This is in sharp contrast to the US, where improving growth prospects have led the Federal Reserve to consider making an early exit from quantative easing, despite the absence of a substantial improvement in the labour market. This would continue to support the dollar versus sterling in the near term.
Chris Saint, senior currency analyst at Hargreaves Lansdowne, said: “The key message to investors thinking of selling is to think about currency early on. We enable investors to lock into the current exchange rate and offer forwards of up to two years. It’s difficult to forecast changes over the long term, but those thinking about currency now are in a really good position to take advantage of the current valuation.”

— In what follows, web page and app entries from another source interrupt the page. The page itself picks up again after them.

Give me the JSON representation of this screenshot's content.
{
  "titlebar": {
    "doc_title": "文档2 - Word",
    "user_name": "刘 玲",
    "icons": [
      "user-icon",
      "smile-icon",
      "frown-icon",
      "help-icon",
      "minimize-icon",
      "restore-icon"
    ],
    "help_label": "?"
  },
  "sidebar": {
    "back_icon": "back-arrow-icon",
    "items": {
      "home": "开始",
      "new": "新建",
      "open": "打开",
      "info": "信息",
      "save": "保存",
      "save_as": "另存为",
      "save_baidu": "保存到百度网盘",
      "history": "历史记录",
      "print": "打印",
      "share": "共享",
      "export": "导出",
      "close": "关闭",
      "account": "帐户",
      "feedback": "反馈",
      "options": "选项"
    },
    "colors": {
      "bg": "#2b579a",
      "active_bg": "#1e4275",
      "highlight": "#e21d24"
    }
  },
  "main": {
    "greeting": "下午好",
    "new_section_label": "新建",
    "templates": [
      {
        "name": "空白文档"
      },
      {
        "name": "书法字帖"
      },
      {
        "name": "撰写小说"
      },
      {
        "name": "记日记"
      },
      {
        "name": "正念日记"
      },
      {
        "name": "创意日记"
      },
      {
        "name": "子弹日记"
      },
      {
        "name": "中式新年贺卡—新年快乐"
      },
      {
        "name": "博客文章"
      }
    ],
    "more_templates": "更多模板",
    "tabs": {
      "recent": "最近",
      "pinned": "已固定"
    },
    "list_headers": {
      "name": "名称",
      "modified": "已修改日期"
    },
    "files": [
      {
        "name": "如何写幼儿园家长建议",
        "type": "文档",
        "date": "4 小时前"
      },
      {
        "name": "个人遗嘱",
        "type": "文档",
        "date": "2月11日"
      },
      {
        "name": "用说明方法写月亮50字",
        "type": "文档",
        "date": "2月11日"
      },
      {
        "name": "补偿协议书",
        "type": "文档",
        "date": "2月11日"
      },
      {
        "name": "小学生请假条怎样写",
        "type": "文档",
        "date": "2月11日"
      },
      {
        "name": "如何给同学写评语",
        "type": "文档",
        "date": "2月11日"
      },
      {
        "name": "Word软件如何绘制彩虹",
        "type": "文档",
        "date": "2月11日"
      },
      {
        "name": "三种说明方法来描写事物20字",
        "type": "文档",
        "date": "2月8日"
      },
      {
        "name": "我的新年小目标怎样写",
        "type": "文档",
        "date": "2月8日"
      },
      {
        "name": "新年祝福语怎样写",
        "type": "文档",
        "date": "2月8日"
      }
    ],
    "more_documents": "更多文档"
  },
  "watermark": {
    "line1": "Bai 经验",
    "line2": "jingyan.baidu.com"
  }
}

Gilts will also continue to suffer, as Stuart Frost, co-head of RWC’s absolute return bond and currency, commented: "With the BoE’s focus on more targeted tools rather than quantitative easing, and inflation set to stay high, the outlook for Gilts is not pretty. Short Gilts, long Bunds is already a consensus trade."
But he does not see much more downside for the pound in the near term: "We continue to have a negative bias for Sterling, however given the recent depreciation, and the fact that GBP shorts in the market are now fairly large, it’s hard to see another big move downwards in the absence of further bad news or central banker jawboning."